Likewise, we note that in the context of filing an entry, Customs Form 7501, an importer is required to make a value declaration. As indicated by the language of CF 7501 and the language of the valuation statute, there is a presumption that such transaction value is based on the price paid by the importer.

In keeping with the the courts' respective holdings and our own precedent, we will continue to presume that an importer's declared transaction value is based on the price the importer paid. In further keeping with the courts' holdings, we note that in those situations where an importer requests appraisement based on the price paid by the middleman to the foreign manufacturer (and the importer is not the middleman), the importer may do so. However, it will be the importer's responsibility to show that such price is acceptable under the standard set forth in Nissho Iwai and Synergy. That is, the importer must present sufficient evidence that the sale was an "arm's length sale," and that it was "a sale for export to the United States," within the meaning of 19 U.S.C. 1401a(b).

In this case, QVC is the importer and, therefore, based on the above-noted presumption, the appraising officer correctly based the transaction value of the imported merchandise on the price that QVC paid to Knickerbocker. With regards to whether or not transaction value may be based on the transaction between Knickerbocker and the foreign manufacturer, we note that it is not clear from the evidence that such transaction was "a sale for export to the United States," within the standard set forth by the court. That is, in accordance with the court's standard, the evidence must establish that at the time Knickerbocker purchased, or contracted to purchase, the imported goods, they were "clearly destined for the United States." No such evidence has been submitted here.
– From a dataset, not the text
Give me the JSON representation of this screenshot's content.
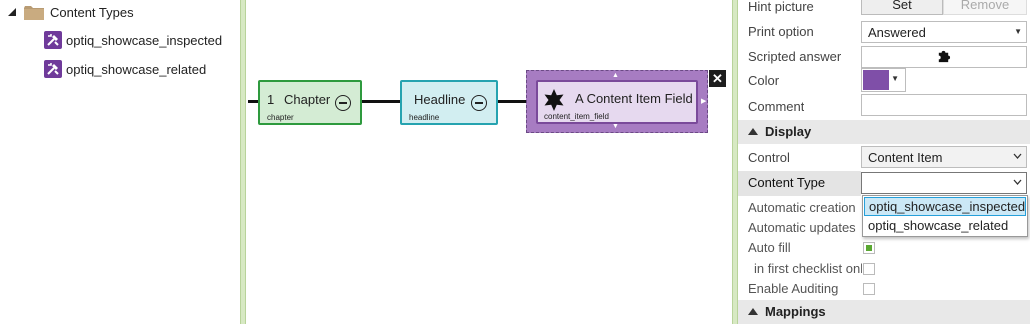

In addition, no evidence has been submitted that goes toward the courts' second requirement, i.e. that the sale was "at arm's length." That is, the file contains no evidence on the relationship between Knickerbocker and Jui Shan. Consequently, we cannot make a determination here that the transaction of the imported merchandise should be based on the sale between Jui Shan and Knickerbocker.

Lastly, we note that while it appears from the materials submitted that the transfer of a royalty (for use of the name "Marie Osmond") was involved in the transaction between Knickerbocker and QVC, QVC has stated that a royalty fee was neither discussed nor contracted for. Therefore, we cannot make a determination with regard to that issue other than to assume that any such fee was included in the invoiced price of the merchandise, from Knickerbocker to QVC.
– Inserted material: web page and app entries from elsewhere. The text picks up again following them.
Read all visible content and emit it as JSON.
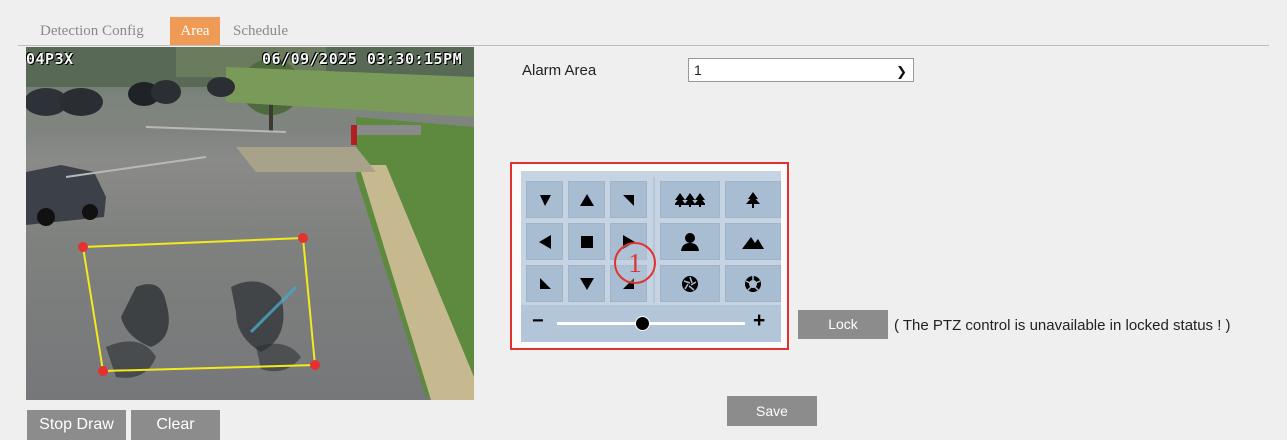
{
  "tabs": [
    {
      "label": "Detection Config",
      "active": false
    },
    {
      "label": "Area",
      "active": true
    },
    {
      "label": "Schedule",
      "active": false
    }
  ],
  "accent_color": "#ef9b55",
  "highlight_color": "#e0332f",
  "video": {
    "osd_name": "04P3X",
    "osd_timestamp": "06/09/2025 03:30:15PM",
    "area_outline_color": "#f2ea1c",
    "area_handle_color": "#e53030"
  },
  "draw_controls": {
    "stop_draw_label": "Stop Draw",
    "clear_label": "Clear"
  },
  "alarm_area": {
    "label": "Alarm Area",
    "selected_value": "1"
  },
  "ptz": {
    "callout_number": "1",
    "direction_icons": [
      "arrow-up-left-icon",
      "arrow-up-icon",
      "arrow-up-right-icon",
      "arrow-left-icon",
      "stop-icon",
      "arrow-right-icon",
      "arrow-down-left-icon",
      "arrow-down-icon",
      "arrow-down-right-icon"
    ],
    "function_icons": [
      "zoom-out-trees-icon",
      "zoom-in-tree-icon",
      "focus-near-person-icon",
      "focus-far-mountain-icon",
      "iris-close-icon",
      "iris-open-icon"
    ],
    "zoom_minus": "−",
    "zoom_plus": "+",
    "zoom_level": 0.45
  },
  "lock": {
    "button_label": "Lock",
    "note": "( The PTZ control is unavailable in locked status ! )"
  },
  "save_label": "Save"
}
Based on the evidence submitted, and for the reasons cited above, the appraising officer correctly based the transaction value of the imported merchandise on the price paid by the importer, QVC, to Knickerbocker. In accordance with Section 3A(11)(b) of Customs Directive 099 3550-065, dated August 4, 1993, Subject: Revised Protest Directive, this decision should be mailed by your office to the protestant no later than sixty days from the date of this letter. Any reliquidation of the entry in accordance with the decision must be accomplished prior to mailing the decision. Sixty days from the date of the decision the Office of Regulations and Rulings will take steps to make the decision available to Customs personnel via the Customs Rulings module in ACS and the public via the Diskette Subscription Service, Lexis, Freedom of Information Act and other public access channels.


John Durant, Director
Commercial Rulings Division